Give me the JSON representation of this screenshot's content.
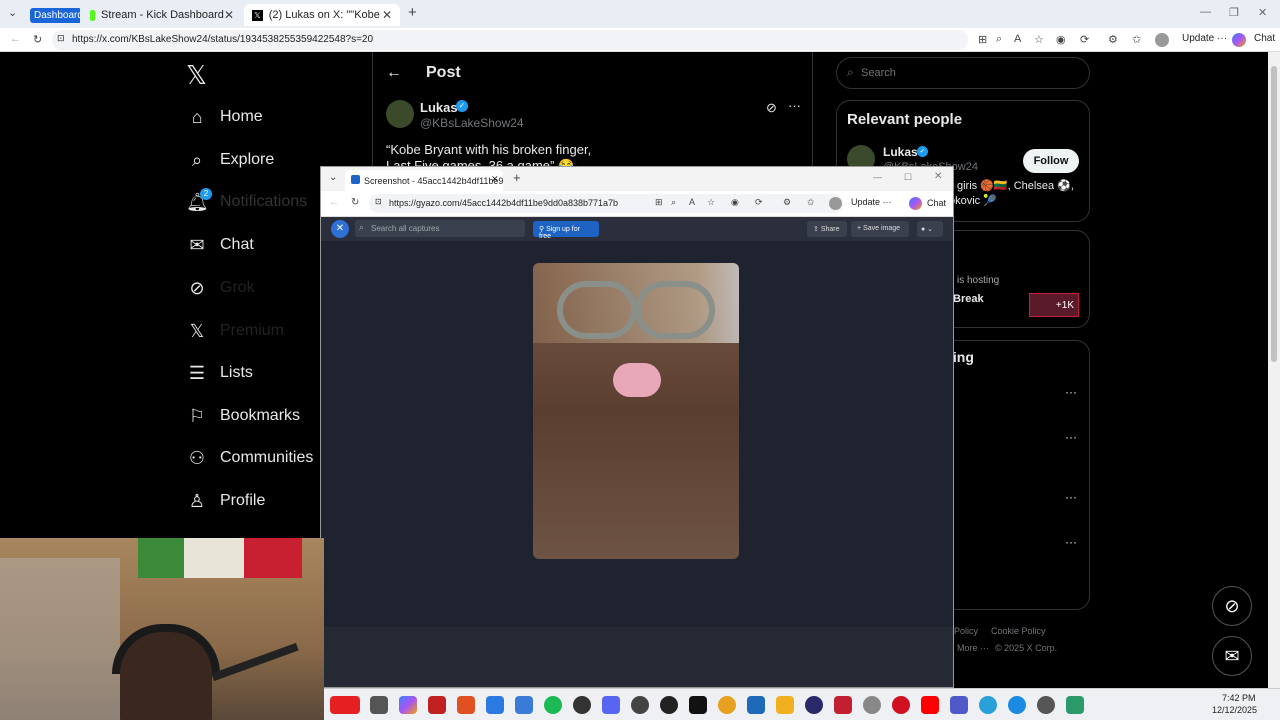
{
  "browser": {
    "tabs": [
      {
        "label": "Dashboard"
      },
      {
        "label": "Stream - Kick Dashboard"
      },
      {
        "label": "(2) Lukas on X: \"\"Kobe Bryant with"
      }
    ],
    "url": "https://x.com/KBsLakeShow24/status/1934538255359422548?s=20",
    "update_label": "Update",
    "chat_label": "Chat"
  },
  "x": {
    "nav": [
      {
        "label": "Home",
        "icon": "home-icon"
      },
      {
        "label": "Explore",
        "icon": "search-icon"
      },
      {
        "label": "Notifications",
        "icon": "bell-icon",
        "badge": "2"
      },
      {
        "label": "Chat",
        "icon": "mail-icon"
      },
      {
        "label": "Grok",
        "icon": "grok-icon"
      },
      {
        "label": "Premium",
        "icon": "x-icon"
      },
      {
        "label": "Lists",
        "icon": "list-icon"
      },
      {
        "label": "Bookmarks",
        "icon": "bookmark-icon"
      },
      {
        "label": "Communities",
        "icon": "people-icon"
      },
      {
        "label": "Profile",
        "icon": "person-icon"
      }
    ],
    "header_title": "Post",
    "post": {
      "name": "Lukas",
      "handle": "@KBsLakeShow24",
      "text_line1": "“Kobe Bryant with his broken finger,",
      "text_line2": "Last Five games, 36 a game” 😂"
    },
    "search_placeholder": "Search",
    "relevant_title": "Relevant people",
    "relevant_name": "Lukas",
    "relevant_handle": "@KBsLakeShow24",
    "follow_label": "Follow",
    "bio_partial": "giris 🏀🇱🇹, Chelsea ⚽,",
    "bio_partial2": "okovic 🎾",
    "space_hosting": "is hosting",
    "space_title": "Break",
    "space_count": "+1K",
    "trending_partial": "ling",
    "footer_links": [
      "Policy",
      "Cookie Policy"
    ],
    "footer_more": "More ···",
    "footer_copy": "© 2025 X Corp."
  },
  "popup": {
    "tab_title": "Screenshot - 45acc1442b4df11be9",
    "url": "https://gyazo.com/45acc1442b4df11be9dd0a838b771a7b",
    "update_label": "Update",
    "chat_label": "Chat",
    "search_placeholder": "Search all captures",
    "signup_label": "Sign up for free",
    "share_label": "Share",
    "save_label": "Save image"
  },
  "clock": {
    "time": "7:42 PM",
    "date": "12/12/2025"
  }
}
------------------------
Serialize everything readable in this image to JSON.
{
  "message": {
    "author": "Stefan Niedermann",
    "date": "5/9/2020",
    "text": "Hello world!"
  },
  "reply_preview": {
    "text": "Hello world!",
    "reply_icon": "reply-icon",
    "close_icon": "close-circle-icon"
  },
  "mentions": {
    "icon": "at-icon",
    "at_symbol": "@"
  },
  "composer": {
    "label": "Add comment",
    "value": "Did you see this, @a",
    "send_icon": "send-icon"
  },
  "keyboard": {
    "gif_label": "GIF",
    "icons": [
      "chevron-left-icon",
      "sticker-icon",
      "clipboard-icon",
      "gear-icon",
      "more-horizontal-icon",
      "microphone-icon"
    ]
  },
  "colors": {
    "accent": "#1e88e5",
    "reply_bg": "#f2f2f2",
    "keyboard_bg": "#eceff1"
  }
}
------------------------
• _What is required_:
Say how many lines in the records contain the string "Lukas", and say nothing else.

• _Answer space_:
3